## [Work to be completed]
The whole listing must be returned exactly, with no line missing.

*** Source material ***

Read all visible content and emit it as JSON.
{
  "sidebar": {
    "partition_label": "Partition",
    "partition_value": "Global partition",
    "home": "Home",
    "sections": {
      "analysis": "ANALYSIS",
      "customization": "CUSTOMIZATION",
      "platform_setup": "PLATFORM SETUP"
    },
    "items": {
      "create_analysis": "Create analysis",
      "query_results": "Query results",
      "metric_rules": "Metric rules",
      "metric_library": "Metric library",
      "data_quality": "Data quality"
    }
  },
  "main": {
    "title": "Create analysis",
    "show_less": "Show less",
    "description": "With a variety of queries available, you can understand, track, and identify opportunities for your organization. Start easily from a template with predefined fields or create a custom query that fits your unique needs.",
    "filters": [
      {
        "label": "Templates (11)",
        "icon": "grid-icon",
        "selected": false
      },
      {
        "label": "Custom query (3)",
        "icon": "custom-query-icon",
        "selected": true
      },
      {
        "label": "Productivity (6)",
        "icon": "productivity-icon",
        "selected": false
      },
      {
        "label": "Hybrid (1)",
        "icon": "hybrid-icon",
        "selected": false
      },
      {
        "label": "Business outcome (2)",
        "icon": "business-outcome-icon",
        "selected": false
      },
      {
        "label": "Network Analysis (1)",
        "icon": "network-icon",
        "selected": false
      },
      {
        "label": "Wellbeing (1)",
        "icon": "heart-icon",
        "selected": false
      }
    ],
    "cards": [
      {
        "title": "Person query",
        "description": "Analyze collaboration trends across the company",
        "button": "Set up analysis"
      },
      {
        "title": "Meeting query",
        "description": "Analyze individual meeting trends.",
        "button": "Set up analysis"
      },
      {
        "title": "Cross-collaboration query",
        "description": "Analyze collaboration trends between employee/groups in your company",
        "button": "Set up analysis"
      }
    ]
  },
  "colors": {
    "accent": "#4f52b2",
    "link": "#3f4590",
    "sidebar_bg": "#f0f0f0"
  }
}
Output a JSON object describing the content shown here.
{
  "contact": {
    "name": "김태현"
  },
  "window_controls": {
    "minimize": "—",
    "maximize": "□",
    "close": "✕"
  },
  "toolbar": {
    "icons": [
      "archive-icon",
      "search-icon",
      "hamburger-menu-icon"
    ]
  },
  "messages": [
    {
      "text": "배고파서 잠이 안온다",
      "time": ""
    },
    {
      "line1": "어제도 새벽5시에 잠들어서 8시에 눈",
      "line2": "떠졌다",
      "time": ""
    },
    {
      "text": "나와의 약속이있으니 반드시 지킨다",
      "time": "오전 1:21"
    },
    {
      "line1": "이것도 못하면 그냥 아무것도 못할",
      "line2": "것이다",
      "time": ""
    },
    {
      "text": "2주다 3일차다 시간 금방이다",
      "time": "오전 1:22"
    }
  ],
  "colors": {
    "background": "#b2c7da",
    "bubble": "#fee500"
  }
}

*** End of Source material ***

## [Written solution]
Read all visible content and emit it as JSON.
{
  "sidebar": {
    "partition_label": "Partition",
    "partition_value": "Global partition",
    "home": "Home",
    "sections": {
      "analysis": "ANALYSIS",
      "customization": "CUSTOMIZATION",
      "platform_setup": "PLATFORM SETUP"
    },
    "items": {
      "create_analysis": "Create analysis",
      "query_results": "Query results",
      "metric_rules": "Metric rules",
      "metric_library": "Metric library",
      "data_quality": "Data quality"
    }
  },
  "main": {
    "title": "Create analysis",
    "show_less": "Show less",
    "description": "With a variety of queries available, you can understand, track, and identify opportunities for your organization. Start easily from a template with predefined fields or create a custom query that fits your unique needs.",
    "filters": [
      {
        "label": "Templates (11)",
        "icon": "grid-icon",
        "selected": false
      },
      {
        "label": "Custom query (3)",
        "icon": "custom-query-icon",
        "selected": true
      },
      {
        "label": "Productivity (6)",
        "icon": "productivity-icon",
        "selected": false
      },
      {
        "label": "Hybrid (1)",
        "icon": "hybrid-icon",
        "selected": false
      },
      {
        "label": "Business outcome (2)",
        "icon": "business-outcome-icon",
        "selected": false
      },
      {
        "label": "Network Analysis (1)",
        "icon": "network-icon",
        "selected": false
      },
      {
        "label": "Wellbeing (1)",
        "icon": "heart-icon",
        "selected": false
      }
    ],
    "cards": [
      {
        "title": "Person query",
        "description": "Analyze collaboration trends across the company",
        "button": "Set up analysis"
      },
      {
        "title": "Meeting query",
        "description": "Analyze individual meeting trends.",
        "button": "Set up analysis"
      },
      {
        "title": "Cross-collaboration query",
        "description": "Analyze collaboration trends between employee/groups in your company",
        "button": "Set up analysis"
      }
    ]
  },
  "colors": {
    "accent": "#4f52b2",
    "link": "#3f4590",
    "sidebar_bg": "#f0f0f0"
  }
}
Output a JSON object describing the content shown here.
{
  "contact": {
    "name": "김태현"
  },
  "window_controls": {
    "minimize": "—",
    "maximize": "□",
    "close": "✕"
  },
  "toolbar": {
    "icons": [
      "archive-icon",
      "search-icon",
      "hamburger-menu-icon"
    ]
  },
  "messages": [
    {
      "text": "배고파서 잠이 안온다",
      "time": ""
    },
    {
      "line1": "어제도 새벽5시에 잠들어서 8시에 눈",
      "line2": "떠졌다",
      "time": ""
    },
    {
      "text": "나와의 약속이있으니 반드시 지킨다",
      "time": "오전 1:21"
    },
    {
      "line1": "이것도 못하면 그냥 아무것도 못할",
      "line2": "것이다",
      "time": ""
    },
    {
      "text": "2주다 3일차다 시간 금방이다",
      "time": "오전 1:22"
    }
  ],
  "colors": {
    "background": "#b2c7da",
    "bubble": "#fee500"
  }
}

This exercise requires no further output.